Even when his material is a little too broad or dated – there are some early observations about Rishi Sunak which suggest that he has not been following the news recently – he has such a persuasive personality that the punchlines still feel fresh. He’d probably be great in sales. Or, come to that, a great politician.
His style is accessible and relatable rather than cutting edge. The only time he comes close to referring to recent Muslim/Hindu tensions in Leicester is chatting about his childhood when there were squabbles between the religions – Khan is Muslim – over the Woolworth’s pick ‘n’ mix.

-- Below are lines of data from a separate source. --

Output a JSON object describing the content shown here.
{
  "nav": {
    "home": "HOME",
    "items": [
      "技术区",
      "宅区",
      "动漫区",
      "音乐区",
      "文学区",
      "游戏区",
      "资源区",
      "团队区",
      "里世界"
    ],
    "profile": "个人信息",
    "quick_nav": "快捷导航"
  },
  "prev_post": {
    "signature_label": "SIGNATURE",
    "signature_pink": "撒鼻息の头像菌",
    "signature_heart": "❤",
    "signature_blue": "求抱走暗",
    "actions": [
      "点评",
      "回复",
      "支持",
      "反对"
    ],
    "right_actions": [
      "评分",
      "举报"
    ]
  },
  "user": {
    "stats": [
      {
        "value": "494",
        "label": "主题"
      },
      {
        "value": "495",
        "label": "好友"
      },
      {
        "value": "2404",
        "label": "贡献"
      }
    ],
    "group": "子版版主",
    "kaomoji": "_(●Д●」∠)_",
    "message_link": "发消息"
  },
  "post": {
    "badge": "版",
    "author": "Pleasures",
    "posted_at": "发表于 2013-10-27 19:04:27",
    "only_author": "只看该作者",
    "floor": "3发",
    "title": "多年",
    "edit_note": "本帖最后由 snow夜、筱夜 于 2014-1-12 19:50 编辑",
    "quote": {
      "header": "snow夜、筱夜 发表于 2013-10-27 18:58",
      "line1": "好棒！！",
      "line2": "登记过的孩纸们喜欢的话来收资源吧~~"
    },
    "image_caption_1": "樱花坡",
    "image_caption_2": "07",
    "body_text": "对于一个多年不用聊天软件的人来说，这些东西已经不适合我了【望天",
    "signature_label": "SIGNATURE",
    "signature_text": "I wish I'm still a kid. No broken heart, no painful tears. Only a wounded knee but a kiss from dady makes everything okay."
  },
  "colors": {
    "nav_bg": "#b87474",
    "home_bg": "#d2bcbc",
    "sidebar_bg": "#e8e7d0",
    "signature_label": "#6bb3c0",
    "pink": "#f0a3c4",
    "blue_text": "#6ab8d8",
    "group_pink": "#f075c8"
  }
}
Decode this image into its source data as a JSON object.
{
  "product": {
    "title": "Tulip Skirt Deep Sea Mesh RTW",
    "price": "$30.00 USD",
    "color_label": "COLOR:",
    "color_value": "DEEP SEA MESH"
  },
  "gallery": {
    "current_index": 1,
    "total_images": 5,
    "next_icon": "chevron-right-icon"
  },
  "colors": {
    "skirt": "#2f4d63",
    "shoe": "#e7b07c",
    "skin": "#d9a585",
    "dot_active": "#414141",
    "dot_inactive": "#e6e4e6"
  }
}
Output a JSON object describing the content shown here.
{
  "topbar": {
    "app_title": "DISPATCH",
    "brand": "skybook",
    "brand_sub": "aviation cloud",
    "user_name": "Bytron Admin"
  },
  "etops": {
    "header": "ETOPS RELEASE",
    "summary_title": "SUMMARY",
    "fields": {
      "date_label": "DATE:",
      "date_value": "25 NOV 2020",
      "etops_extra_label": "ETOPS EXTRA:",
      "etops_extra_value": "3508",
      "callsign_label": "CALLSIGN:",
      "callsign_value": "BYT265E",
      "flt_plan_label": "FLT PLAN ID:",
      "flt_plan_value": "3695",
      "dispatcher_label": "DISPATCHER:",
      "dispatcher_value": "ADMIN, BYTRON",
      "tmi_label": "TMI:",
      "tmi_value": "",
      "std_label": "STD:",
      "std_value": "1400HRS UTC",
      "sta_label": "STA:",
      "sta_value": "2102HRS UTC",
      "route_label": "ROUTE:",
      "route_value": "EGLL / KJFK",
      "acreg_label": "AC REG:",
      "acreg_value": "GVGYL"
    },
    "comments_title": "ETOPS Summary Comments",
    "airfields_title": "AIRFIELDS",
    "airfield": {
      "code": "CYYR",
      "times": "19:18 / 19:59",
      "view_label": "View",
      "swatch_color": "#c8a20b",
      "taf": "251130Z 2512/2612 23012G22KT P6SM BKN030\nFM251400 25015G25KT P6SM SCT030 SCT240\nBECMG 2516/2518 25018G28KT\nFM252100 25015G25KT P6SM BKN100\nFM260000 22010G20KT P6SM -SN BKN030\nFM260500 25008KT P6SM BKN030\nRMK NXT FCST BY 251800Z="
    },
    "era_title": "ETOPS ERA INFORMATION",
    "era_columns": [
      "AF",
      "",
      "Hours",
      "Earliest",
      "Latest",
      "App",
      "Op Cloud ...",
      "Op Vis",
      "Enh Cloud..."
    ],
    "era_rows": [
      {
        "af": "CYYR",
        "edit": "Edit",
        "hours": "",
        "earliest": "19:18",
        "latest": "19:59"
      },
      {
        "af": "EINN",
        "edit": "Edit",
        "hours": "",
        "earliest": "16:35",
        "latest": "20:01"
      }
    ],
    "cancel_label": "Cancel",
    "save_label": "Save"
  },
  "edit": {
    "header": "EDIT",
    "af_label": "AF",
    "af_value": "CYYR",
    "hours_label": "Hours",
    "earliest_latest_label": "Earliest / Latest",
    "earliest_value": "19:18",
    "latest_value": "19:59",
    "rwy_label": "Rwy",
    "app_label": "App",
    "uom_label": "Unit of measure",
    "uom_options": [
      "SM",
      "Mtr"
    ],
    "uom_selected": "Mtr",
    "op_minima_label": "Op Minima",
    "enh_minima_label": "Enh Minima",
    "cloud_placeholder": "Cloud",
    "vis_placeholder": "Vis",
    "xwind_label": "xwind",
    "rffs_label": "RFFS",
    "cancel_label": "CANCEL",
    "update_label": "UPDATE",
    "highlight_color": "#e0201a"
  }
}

After a few unprintable asides about Prince Andrew looking after his late mother’s corgis and an anecdote about succumbing to Covid and seeing everything in Smurf blue just as he thought he was immune – “I was vexed bro” – it was when he talked about his schooldays that his set really hit a sweet spot.
Khan painted a picture of the annual visit to Coventry Cathedral that was so vivid you could smell the bus fumes. This is the kind of routine that the young Billy Connolly might have delivered if he had had South Asian roots and had grown up in the Midlands in the 1990s. Packed with detail, every digression prompting another laugh.
Elsewhere he paid tribute to his “gangster” mother, who brought him up after his father died when Khan was three. He dedicated the show to her, saying that all he wanted in life was her acceptance. A gag about his mum being unimpressed by one of his television appearances suggests that she is a extremely hard woman to please.
There will be further opportunities for mum to be unimpressed by her son onscreen soon. There is more Man Like Mobeen in the pipeline and other projects include Digman, a comedy set in the archaeology world, and the romcom How To Date Billy Walsh co-starring Nick Frost.
It looks like it might be increasingly hard for Khan to fit in more stand-up in the near future. Which would be a shame. His mother once told him that he was a “mistake”. It might have been said in jest but maybe it drove him on. As a stand-up Khan is very much a star. Make no mistake.
Harold Pinter Theatre, tonight; atgtickets.com